Dataset entries
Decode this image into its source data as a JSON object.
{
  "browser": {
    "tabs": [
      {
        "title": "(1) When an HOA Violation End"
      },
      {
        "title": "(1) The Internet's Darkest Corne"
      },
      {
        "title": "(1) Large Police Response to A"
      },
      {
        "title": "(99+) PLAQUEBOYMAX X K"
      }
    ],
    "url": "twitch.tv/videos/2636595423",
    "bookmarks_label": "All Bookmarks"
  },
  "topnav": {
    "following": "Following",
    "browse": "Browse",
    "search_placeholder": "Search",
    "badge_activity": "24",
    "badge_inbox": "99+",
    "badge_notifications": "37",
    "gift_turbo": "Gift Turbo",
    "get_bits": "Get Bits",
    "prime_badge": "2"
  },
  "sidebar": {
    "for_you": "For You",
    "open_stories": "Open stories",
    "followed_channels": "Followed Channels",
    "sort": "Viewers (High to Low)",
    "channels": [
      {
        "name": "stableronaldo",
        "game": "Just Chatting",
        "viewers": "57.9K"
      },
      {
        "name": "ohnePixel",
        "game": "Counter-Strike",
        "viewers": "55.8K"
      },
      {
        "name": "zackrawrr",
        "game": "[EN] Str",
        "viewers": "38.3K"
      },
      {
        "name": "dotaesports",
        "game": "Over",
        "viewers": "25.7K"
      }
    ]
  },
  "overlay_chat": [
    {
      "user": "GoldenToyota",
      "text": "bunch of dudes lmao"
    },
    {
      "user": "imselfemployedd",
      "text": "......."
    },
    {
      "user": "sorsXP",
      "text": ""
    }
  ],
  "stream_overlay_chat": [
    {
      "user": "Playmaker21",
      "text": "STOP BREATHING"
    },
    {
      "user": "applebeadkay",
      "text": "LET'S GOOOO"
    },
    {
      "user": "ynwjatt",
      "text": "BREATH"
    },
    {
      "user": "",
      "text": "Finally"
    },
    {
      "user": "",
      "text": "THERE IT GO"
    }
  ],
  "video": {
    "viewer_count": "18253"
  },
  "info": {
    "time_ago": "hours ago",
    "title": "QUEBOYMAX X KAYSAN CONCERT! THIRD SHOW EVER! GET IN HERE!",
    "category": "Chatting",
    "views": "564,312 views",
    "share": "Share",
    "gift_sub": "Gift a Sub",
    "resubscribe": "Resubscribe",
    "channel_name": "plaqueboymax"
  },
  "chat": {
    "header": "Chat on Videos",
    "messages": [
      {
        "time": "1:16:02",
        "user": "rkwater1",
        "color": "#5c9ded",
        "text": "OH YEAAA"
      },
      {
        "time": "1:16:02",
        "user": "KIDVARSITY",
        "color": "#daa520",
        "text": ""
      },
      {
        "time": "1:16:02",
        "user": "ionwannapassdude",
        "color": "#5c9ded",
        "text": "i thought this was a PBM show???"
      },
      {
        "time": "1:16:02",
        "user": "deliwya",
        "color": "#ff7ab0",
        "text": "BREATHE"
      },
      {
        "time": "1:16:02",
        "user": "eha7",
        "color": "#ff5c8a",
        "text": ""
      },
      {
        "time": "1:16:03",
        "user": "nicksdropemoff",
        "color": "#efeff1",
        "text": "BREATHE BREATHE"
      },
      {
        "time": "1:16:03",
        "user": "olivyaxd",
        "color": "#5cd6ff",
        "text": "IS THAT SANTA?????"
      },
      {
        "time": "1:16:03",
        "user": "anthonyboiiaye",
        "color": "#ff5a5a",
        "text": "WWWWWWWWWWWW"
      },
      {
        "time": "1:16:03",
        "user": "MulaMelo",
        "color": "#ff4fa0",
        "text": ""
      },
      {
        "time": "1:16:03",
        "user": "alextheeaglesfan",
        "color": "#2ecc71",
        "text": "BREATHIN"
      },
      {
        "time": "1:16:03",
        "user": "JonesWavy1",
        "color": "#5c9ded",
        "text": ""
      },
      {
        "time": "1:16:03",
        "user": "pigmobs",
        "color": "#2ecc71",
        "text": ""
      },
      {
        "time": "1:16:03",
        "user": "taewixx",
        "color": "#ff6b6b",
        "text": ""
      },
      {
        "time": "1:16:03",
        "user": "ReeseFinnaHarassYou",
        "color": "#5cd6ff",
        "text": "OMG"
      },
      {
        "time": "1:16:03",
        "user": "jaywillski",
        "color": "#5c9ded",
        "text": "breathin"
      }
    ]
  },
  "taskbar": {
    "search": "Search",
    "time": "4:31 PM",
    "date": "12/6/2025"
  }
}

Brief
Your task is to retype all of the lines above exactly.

Task result
Decode this image into its source data as a JSON object.
{
  "browser": {
    "tabs": [
      {
        "title": "(1) When an HOA Violation End"
      },
      {
        "title": "(1) The Internet's Darkest Corne"
      },
      {
        "title": "(1) Large Police Response to A"
      },
      {
        "title": "(99+) PLAQUEBOYMAX X K"
      }
    ],
    "url": "twitch.tv/videos/2636595423",
    "bookmarks_label": "All Bookmarks"
  },
  "topnav": {
    "following": "Following",
    "browse": "Browse",
    "search_placeholder": "Search",
    "badge_activity": "24",
    "badge_inbox": "99+",
    "badge_notifications": "37",
    "gift_turbo": "Gift Turbo",
    "get_bits": "Get Bits",
    "prime_badge": "2"
  },
  "sidebar": {
    "for_you": "For You",
    "open_stories": "Open stories",
    "followed_channels": "Followed Channels",
    "sort": "Viewers (High to Low)",
    "channels": [
      {
        "name": "stableronaldo",
        "game": "Just Chatting",
        "viewers": "57.9K"
      },
      {
        "name": "ohnePixel",
        "game": "Counter-Strike",
        "viewers": "55.8K"
      },
      {
        "name": "zackrawrr",
        "game": "[EN] Str",
        "viewers": "38.3K"
      },
      {
        "name": "dotaesports",
        "game": "Over",
        "viewers": "25.7K"
      }
    ]
  },
  "overlay_chat": [
    {
      "user": "GoldenToyota",
      "text": "bunch of dudes lmao"
    },
    {
      "user": "imselfemployedd",
      "text": "......."
    },
    {
      "user": "sorsXP",
      "text": ""
    }
  ],
  "stream_overlay_chat": [
    {
      "user": "Playmaker21",
      "text": "STOP BREATHING"
    },
    {
      "user": "applebeadkay",
      "text": "LET'S GOOOO"
    },
    {
      "user": "ynwjatt",
      "text": "BREATH"
    },
    {
      "user": "",
      "text": "Finally"
    },
    {
      "user": "",
      "text": "THERE IT GO"
    }
  ],
  "video": {
    "viewer_count": "18253"
  },
  "info": {
    "time_ago": "hours ago",
    "title": "QUEBOYMAX X KAYSAN CONCERT! THIRD SHOW EVER! GET IN HERE!",
    "category": "Chatting",
    "views": "564,312 views",
    "share": "Share",
    "gift_sub": "Gift a Sub",
    "resubscribe": "Resubscribe",
    "channel_name": "plaqueboymax"
  },
  "chat": {
    "header": "Chat on Videos",
    "messages": [
      {
        "time": "1:16:02",
        "user": "rkwater1",
        "color": "#5c9ded",
        "text": "OH YEAAA"
      },
      {
        "time": "1:16:02",
        "user": "KIDVARSITY",
        "color": "#daa520",
        "text": ""
      },
      {
        "time": "1:16:02",
        "user": "ionwannapassdude",
        "color": "#5c9ded",
        "text": "i thought this was a PBM show???"
      },
      {
        "time": "1:16:02",
        "user": "deliwya",
        "color": "#ff7ab0",
        "text": "BREATHE"
      },
      {
        "time": "1:16:02",
        "user": "eha7",
        "color": "#ff5c8a",
        "text": ""
      },
      {
        "time": "1:16:03",
        "user": "nicksdropemoff",
        "color": "#efeff1",
        "text": "BREATHE BREATHE"
      },
      {
        "time": "1:16:03",
        "user": "olivyaxd",
        "color": "#5cd6ff",
        "text": "IS THAT SANTA?????"
      },
      {
        "time": "1:16:03",
        "user": "anthonyboiiaye",
        "color": "#ff5a5a",
        "text": "WWWWWWWWWWWW"
      },
      {
        "time": "1:16:03",
        "user": "MulaMelo",
        "color": "#ff4fa0",
        "text": ""
      },
      {
        "time": "1:16:03",
        "user": "alextheeaglesfan",
        "color": "#2ecc71",
        "text": "BREATHIN"
      },
      {
        "time": "1:16:03",
        "user": "JonesWavy1",
        "color": "#5c9ded",
        "text": ""
      },
      {
        "time": "1:16:03",
        "user": "pigmobs",
        "color": "#2ecc71",
        "text": ""
      },
      {
        "time": "1:16:03",
        "user": "taewixx",
        "color": "#ff6b6b",
        "text": ""
      },
      {
        "time": "1:16:03",
        "user": "ReeseFinnaHarassYou",
        "color": "#5cd6ff",
        "text": "OMG"
      },
      {
        "time": "1:16:03",
        "user": "jaywillski",
        "color": "#5c9ded",
        "text": "breathin"
      }
    ]
  },
  "taskbar": {
    "search": "Search",
    "time": "4:31 PM",
    "date": "12/6/2025"
  }
}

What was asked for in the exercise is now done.